### Exercise data
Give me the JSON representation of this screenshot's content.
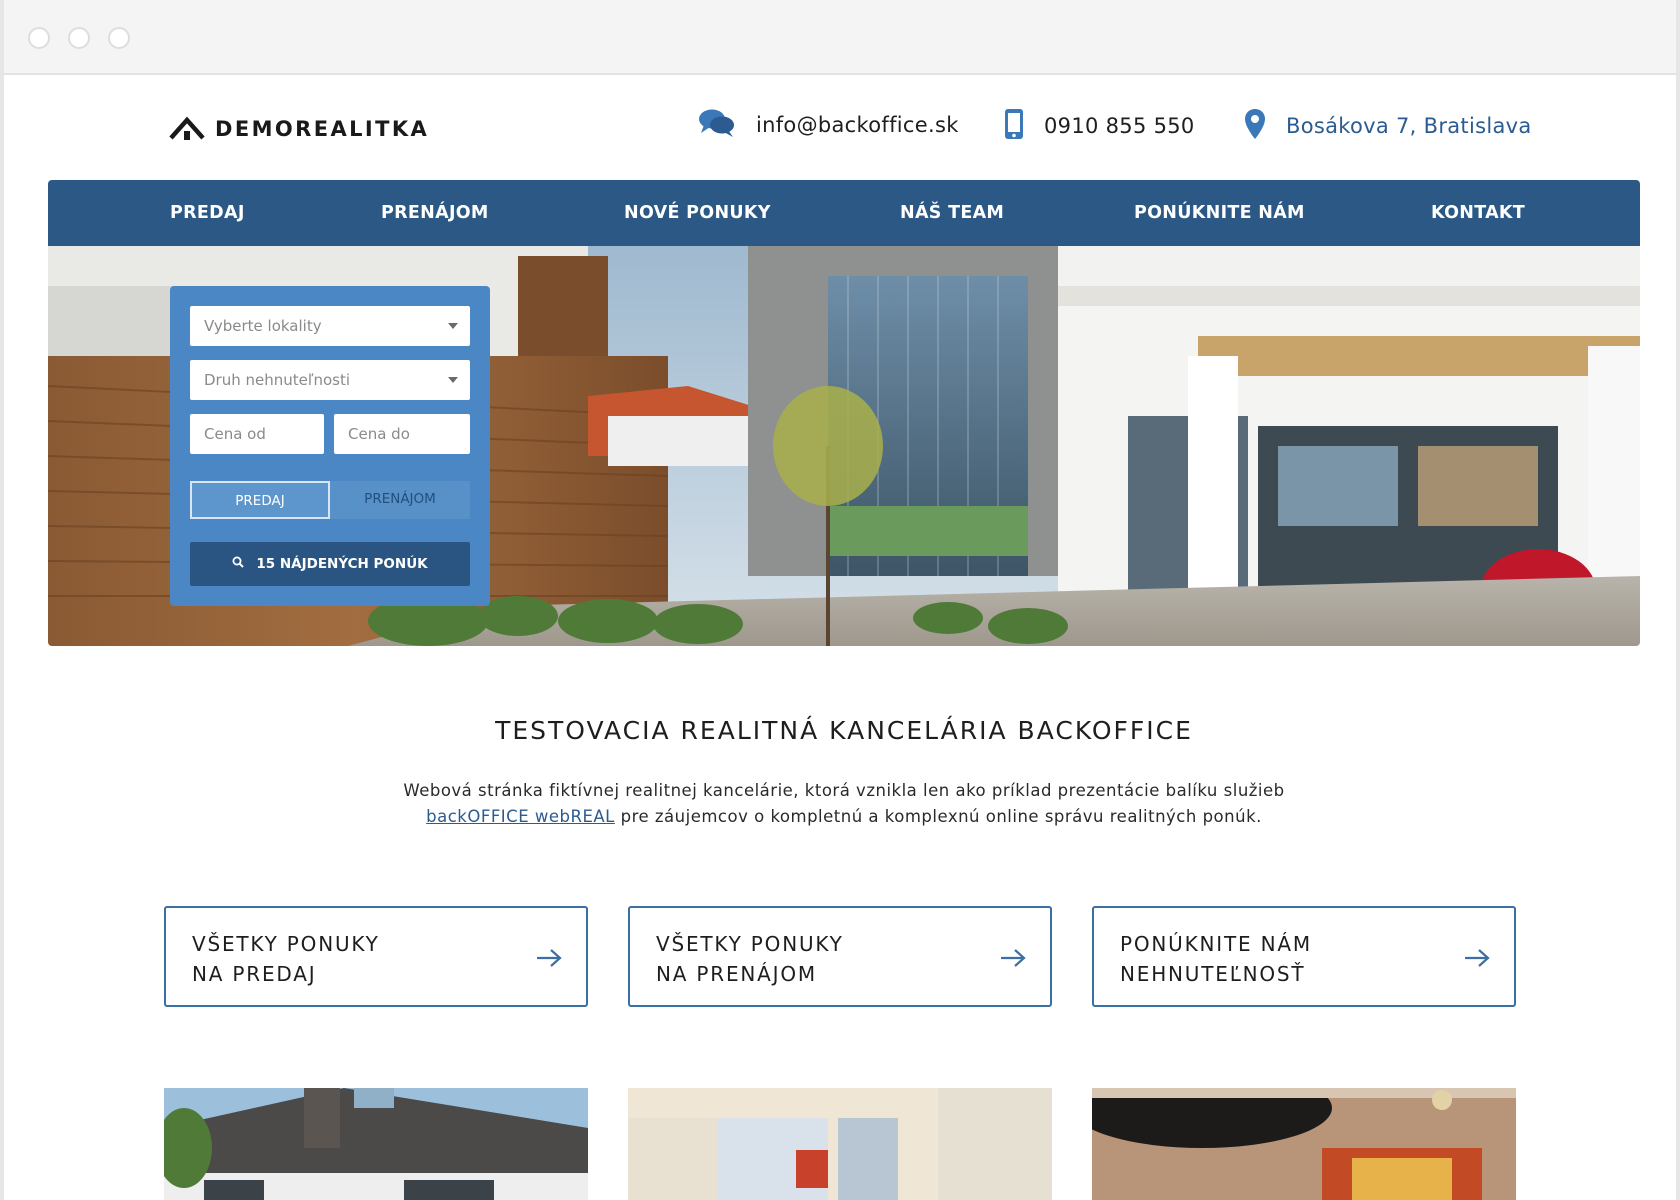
{
  "brand": {
    "name": "DEMOREALITKA"
  },
  "header": {
    "email": "info@backoffice.sk",
    "phone": "0910 855 550",
    "address": "Bosákova 7, Bratislava"
  },
  "nav": {
    "items": [
      {
        "label": "PREDAJ"
      },
      {
        "label": "PRENÁJOM"
      },
      {
        "label": "NOVÉ PONUKY"
      },
      {
        "label": "NÁŠ TEAM"
      },
      {
        "label": "PONÚKNITE NÁM"
      },
      {
        "label": "KONTAKT"
      }
    ]
  },
  "search": {
    "location_placeholder": "Vyberte lokality",
    "type_placeholder": "Druh nehnuteľnosti",
    "price_from_placeholder": "Cena od",
    "price_to_placeholder": "Cena do",
    "toggle_sale": "PREDAJ",
    "toggle_rent": "PRENÁJOM",
    "active_toggle": "PREDAJ",
    "button_label": "15 NÁJDENÝCH PONÚK"
  },
  "intro": {
    "title": "TESTOVACIA REALITNÁ KANCELÁRIA BACKOFFICE",
    "text_before": "Webová stránka fiktívnej realitnej kancelárie, ktorá vznikla len ako príklad prezentácie balíku služieb",
    "link_text": "backOFFICE webREAL",
    "text_after": " pre záujemcov o kompletnú a komplexnú online správu realitných ponúk."
  },
  "ctas": [
    {
      "line1": "VŠETKY PONUKY",
      "line2": "NA PREDAJ"
    },
    {
      "line1": "VŠETKY PONUKY",
      "line2": "NA PRENÁJOM"
    },
    {
      "line1": "PONÚKNITE NÁM",
      "line2": "NEHNUTEĽNOSŤ"
    }
  ],
  "colors": {
    "primary": "#2c5885",
    "panel": "#4a87c4",
    "accent": "#3c6fa4",
    "link": "#2b5b90"
  },
  "icons": {
    "logo": "house-roof-icon",
    "email": "chat-bubbles-icon",
    "phone": "mobile-phone-icon",
    "address": "map-pin-icon",
    "search": "search-icon",
    "cta": "arrow-right-icon"
  }
}
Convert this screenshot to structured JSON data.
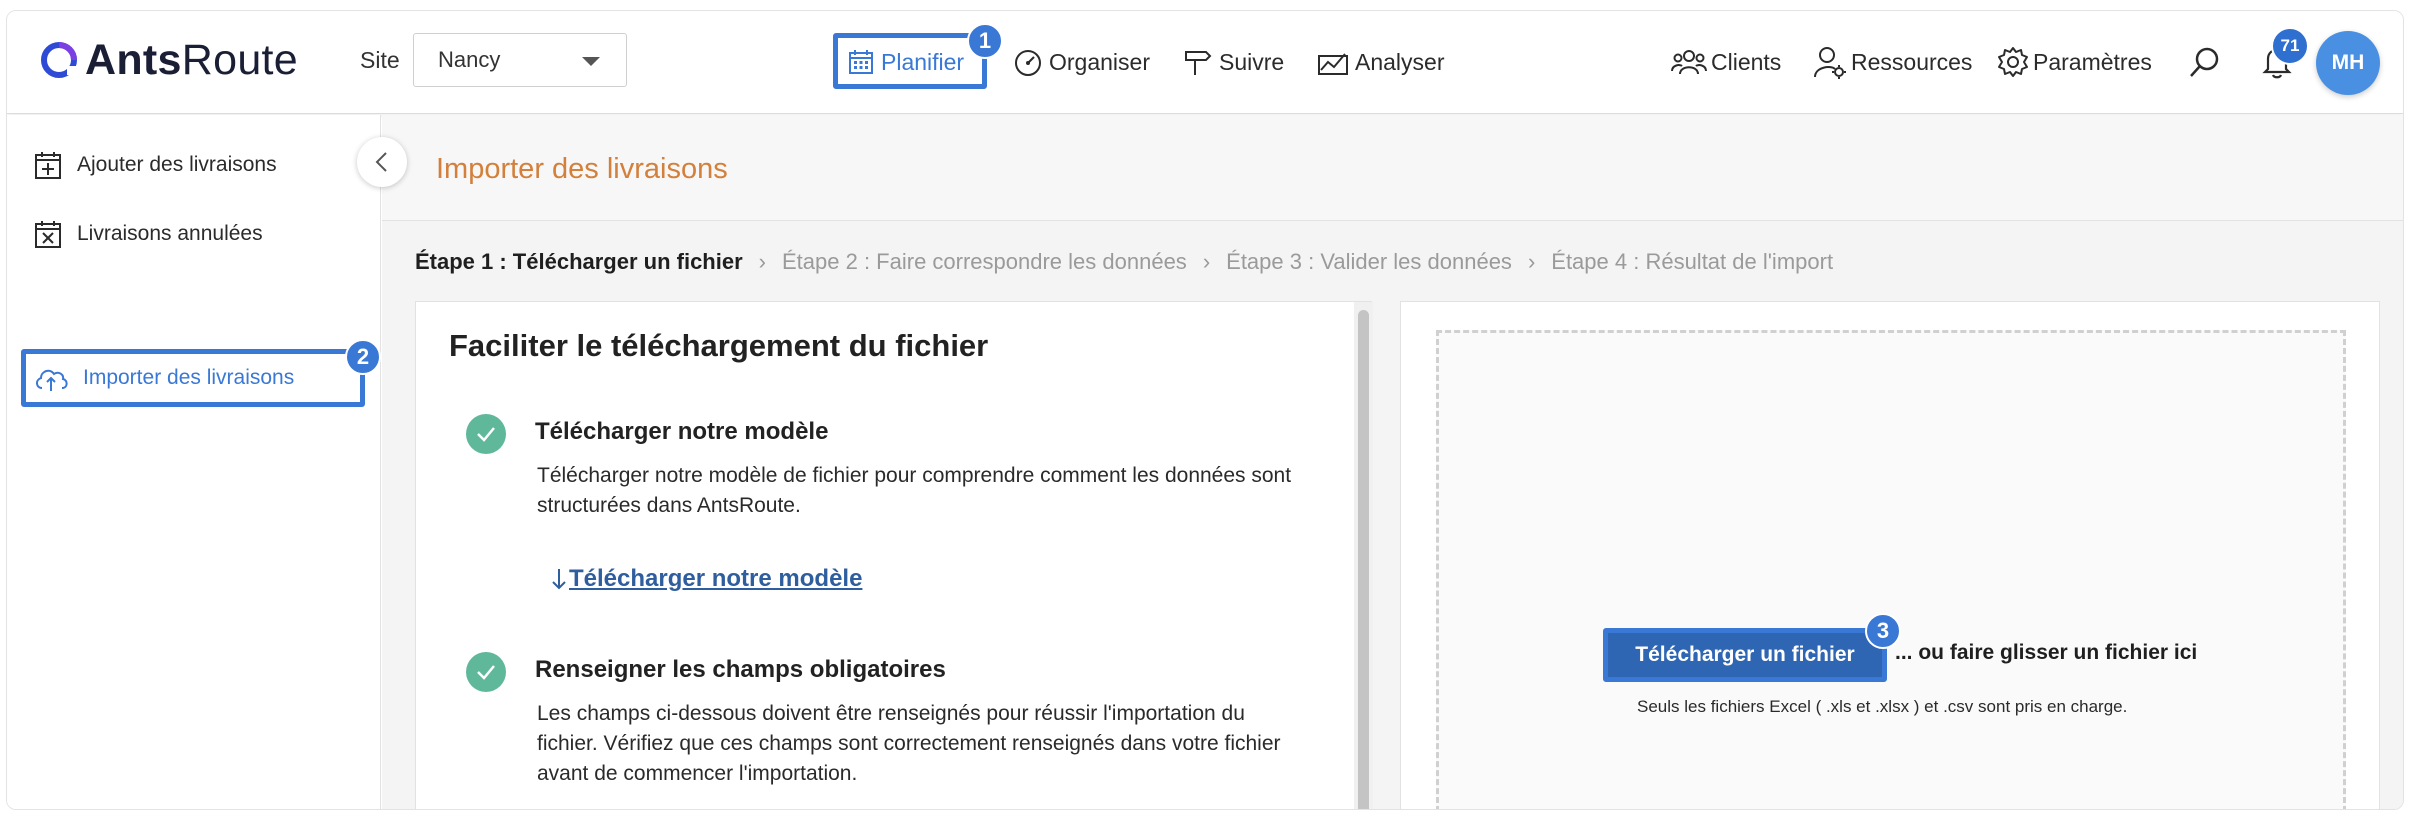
{
  "app": {
    "logo_bold": "Ants",
    "logo_light": "Route"
  },
  "site": {
    "label": "Site",
    "selected": "Nancy"
  },
  "nav": {
    "items": [
      {
        "label": "Planifier",
        "icon": "calendar-icon",
        "active": true
      },
      {
        "label": "Organiser",
        "icon": "gauge-icon"
      },
      {
        "label": "Suivre",
        "icon": "signpost-icon"
      },
      {
        "label": "Analyser",
        "icon": "chart-icon"
      }
    ],
    "right": [
      {
        "label": "Clients",
        "icon": "people-icon"
      },
      {
        "label": "Ressources",
        "icon": "user-gear-icon"
      },
      {
        "label": "Paramètres",
        "icon": "gear-icon"
      }
    ],
    "notifications": "71",
    "avatar": "MH",
    "accent": "#3a78d6"
  },
  "annotations": {
    "one": "1",
    "two": "2",
    "three": "3"
  },
  "sidebar": {
    "items": [
      {
        "label": "Ajouter des livraisons",
        "icon": "add-box-icon"
      },
      {
        "label": "Livraisons annulées",
        "icon": "cancel-box-icon"
      },
      {
        "label": "Importer des livraisons",
        "icon": "cloud-upload-icon",
        "active": true
      }
    ]
  },
  "page": {
    "title": "Importer des livraisons",
    "title_color": "#d2803c"
  },
  "steps": [
    "Étape 1 : Télécharger un fichier",
    "Étape 2 : Faire correspondre les données",
    "Étape 3 : Valider les données",
    "Étape 4 : Résultat de l'import"
  ],
  "left_card": {
    "title": "Faciliter le téléchargement du fichier",
    "section1_title": "Télécharger notre modèle",
    "section1_text": "Télécharger notre modèle de fichier pour comprendre comment les données sont structurées dans AntsRoute.",
    "download_link": "Télécharger notre modèle",
    "section2_title": "Renseigner les champs obligatoires",
    "section2_text": "Les champs ci-dessous doivent être renseignés pour réussir l'importation du fichier. Vérifiez que ces champs sont correctement renseignés dans votre fichier avant de commencer l'importation."
  },
  "right_card": {
    "upload_button": "Télécharger un fichier",
    "drop_text": "... ou faire glisser un fichier ici",
    "note": "Seuls les fichiers Excel ( .xls et .xlsx ) et .csv sont pris en charge."
  }
}
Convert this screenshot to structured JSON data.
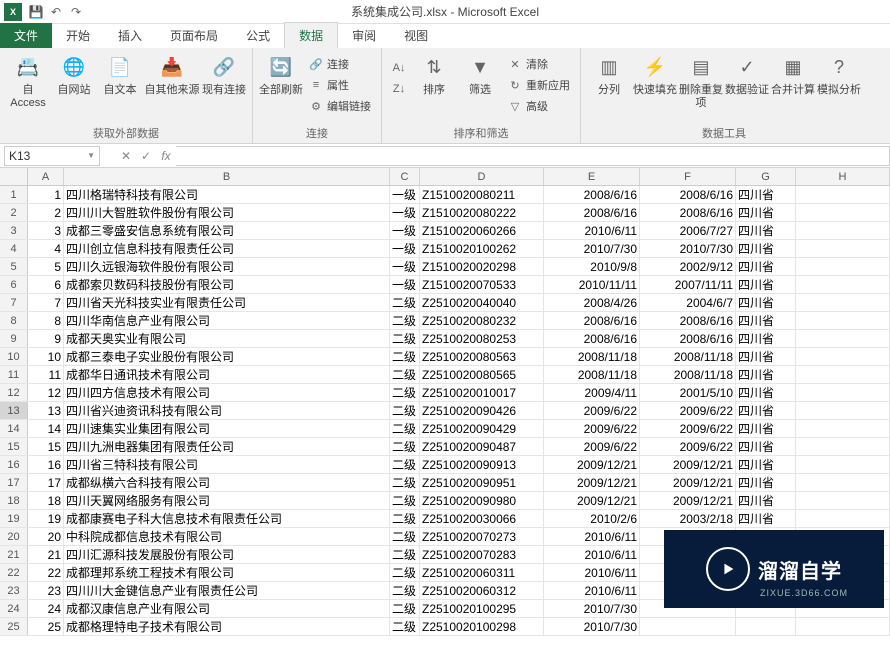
{
  "title": "系统集成公司.xlsx - Microsoft Excel",
  "tabs": {
    "file": "文件",
    "home": "开始",
    "insert": "插入",
    "layout": "页面布局",
    "formulas": "公式",
    "data": "数据",
    "review": "审阅",
    "view": "视图"
  },
  "ribbon": {
    "ext": {
      "access": "自 Access",
      "web": "自网站",
      "text": "自文本",
      "other": "自其他来源",
      "existing": "现有连接",
      "label": "获取外部数据"
    },
    "conn": {
      "refresh": "全部刷新",
      "conn": "连接",
      "prop": "属性",
      "edit": "编辑链接",
      "label": "连接"
    },
    "sort": {
      "sort": "排序",
      "filter": "筛选",
      "clear": "清除",
      "reapply": "重新应用",
      "adv": "高级",
      "label": "排序和筛选"
    },
    "tools": {
      "t2c": "分列",
      "flash": "快速填充",
      "dedup": "删除重复项",
      "dv": "数据验证",
      "consol": "合并计算",
      "whatif": "模拟分析",
      "label": "数据工具"
    }
  },
  "namebox": "K13",
  "columns": [
    "A",
    "B",
    "C",
    "D",
    "E",
    "F",
    "G",
    "H"
  ],
  "rows": [
    {
      "n": 1,
      "A": "1",
      "B": "四川格瑞特科技有限公司",
      "C": "一级",
      "D": "Z1510020080211",
      "E": "2008/6/16",
      "F": "2008/6/16",
      "G": "四川省"
    },
    {
      "n": 2,
      "A": "2",
      "B": "四川川大智胜软件股份有限公司",
      "C": "一级",
      "D": "Z1510020080222",
      "E": "2008/6/16",
      "F": "2008/6/16",
      "G": "四川省"
    },
    {
      "n": 3,
      "A": "3",
      "B": "成都三零盛安信息系统有限公司",
      "C": "一级",
      "D": "Z1510020060266",
      "E": "2010/6/11",
      "F": "2006/7/27",
      "G": "四川省"
    },
    {
      "n": 4,
      "A": "4",
      "B": "四川创立信息科技有限责任公司",
      "C": "一级",
      "D": "Z1510020100262",
      "E": "2010/7/30",
      "F": "2010/7/30",
      "G": "四川省"
    },
    {
      "n": 5,
      "A": "5",
      "B": "四川久远银海软件股份有限公司",
      "C": "一级",
      "D": "Z1510020020298",
      "E": "2010/9/8",
      "F": "2002/9/12",
      "G": "四川省"
    },
    {
      "n": 6,
      "A": "6",
      "B": "成都索贝数码科技股份有限公司",
      "C": "一级",
      "D": "Z1510020070533",
      "E": "2010/11/11",
      "F": "2007/11/11",
      "G": "四川省"
    },
    {
      "n": 7,
      "A": "7",
      "B": "四川省天光科技实业有限责任公司",
      "C": "二级",
      "D": "Z2510020040040",
      "E": "2008/4/26",
      "F": "2004/6/7",
      "G": "四川省"
    },
    {
      "n": 8,
      "A": "8",
      "B": "四川华南信息产业有限公司",
      "C": "二级",
      "D": "Z2510020080232",
      "E": "2008/6/16",
      "F": "2008/6/16",
      "G": "四川省"
    },
    {
      "n": 9,
      "A": "9",
      "B": "成都天奥实业有限公司",
      "C": "二级",
      "D": "Z2510020080253",
      "E": "2008/6/16",
      "F": "2008/6/16",
      "G": "四川省"
    },
    {
      "n": 10,
      "A": "10",
      "B": "成都三泰电子实业股份有限公司",
      "C": "二级",
      "D": "Z2510020080563",
      "E": "2008/11/18",
      "F": "2008/11/18",
      "G": "四川省"
    },
    {
      "n": 11,
      "A": "11",
      "B": "成都华日通讯技术有限公司",
      "C": "二级",
      "D": "Z2510020080565",
      "E": "2008/11/18",
      "F": "2008/11/18",
      "G": "四川省"
    },
    {
      "n": 12,
      "A": "12",
      "B": "四川四方信息技术有限公司",
      "C": "二级",
      "D": "Z2510020010017",
      "E": "2009/4/11",
      "F": "2001/5/10",
      "G": "四川省"
    },
    {
      "n": 13,
      "A": "13",
      "B": "四川省兴迪资讯科技有限公司",
      "C": "二级",
      "D": "Z2510020090426",
      "E": "2009/6/22",
      "F": "2009/6/22",
      "G": "四川省",
      "active": true
    },
    {
      "n": 14,
      "A": "14",
      "B": "四川速集实业集团有限公司",
      "C": "二级",
      "D": "Z2510020090429",
      "E": "2009/6/22",
      "F": "2009/6/22",
      "G": "四川省"
    },
    {
      "n": 15,
      "A": "15",
      "B": "四川九洲电器集团有限责任公司",
      "C": "二级",
      "D": "Z2510020090487",
      "E": "2009/6/22",
      "F": "2009/6/22",
      "G": "四川省"
    },
    {
      "n": 16,
      "A": "16",
      "B": "四川省三特科技有限公司",
      "C": "二级",
      "D": "Z2510020090913",
      "E": "2009/12/21",
      "F": "2009/12/21",
      "G": "四川省"
    },
    {
      "n": 17,
      "A": "17",
      "B": "成都纵横六合科技有限公司",
      "C": "二级",
      "D": "Z2510020090951",
      "E": "2009/12/21",
      "F": "2009/12/21",
      "G": "四川省"
    },
    {
      "n": 18,
      "A": "18",
      "B": "四川天翼网络服务有限公司",
      "C": "二级",
      "D": "Z2510020090980",
      "E": "2009/12/21",
      "F": "2009/12/21",
      "G": "四川省"
    },
    {
      "n": 19,
      "A": "19",
      "B": "成都康赛电子科大信息技术有限责任公司",
      "C": "二级",
      "D": "Z2510020030066",
      "E": "2010/2/6",
      "F": "2003/2/18",
      "G": "四川省"
    },
    {
      "n": 20,
      "A": "20",
      "B": "中科院成都信息技术有限公司",
      "C": "二级",
      "D": "Z2510020070273",
      "E": "2010/6/11",
      "F": "",
      "G": ""
    },
    {
      "n": 21,
      "A": "21",
      "B": "四川汇源科技发展股份有限公司",
      "C": "二级",
      "D": "Z2510020070283",
      "E": "2010/6/11",
      "F": "",
      "G": ""
    },
    {
      "n": 22,
      "A": "22",
      "B": "成都理邦系统工程技术有限公司",
      "C": "二级",
      "D": "Z2510020060311",
      "E": "2010/6/11",
      "F": "",
      "G": ""
    },
    {
      "n": 23,
      "A": "23",
      "B": "四川川大金键信息产业有限责任公司",
      "C": "二级",
      "D": "Z2510020060312",
      "E": "2010/6/11",
      "F": "",
      "G": ""
    },
    {
      "n": 24,
      "A": "24",
      "B": "成都汉康信息产业有限公司",
      "C": "二级",
      "D": "Z2510020100295",
      "E": "2010/7/30",
      "F": "",
      "G": ""
    },
    {
      "n": 25,
      "A": "25",
      "B": "成都格理特电子技术有限公司",
      "C": "二级",
      "D": "Z2510020100298",
      "E": "2010/7/30",
      "F": "",
      "G": ""
    }
  ],
  "watermark": {
    "brand": "溜溜自学",
    "url": "ZIXUE.3D66.COM"
  }
}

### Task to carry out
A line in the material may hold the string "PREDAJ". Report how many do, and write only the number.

### Response area
4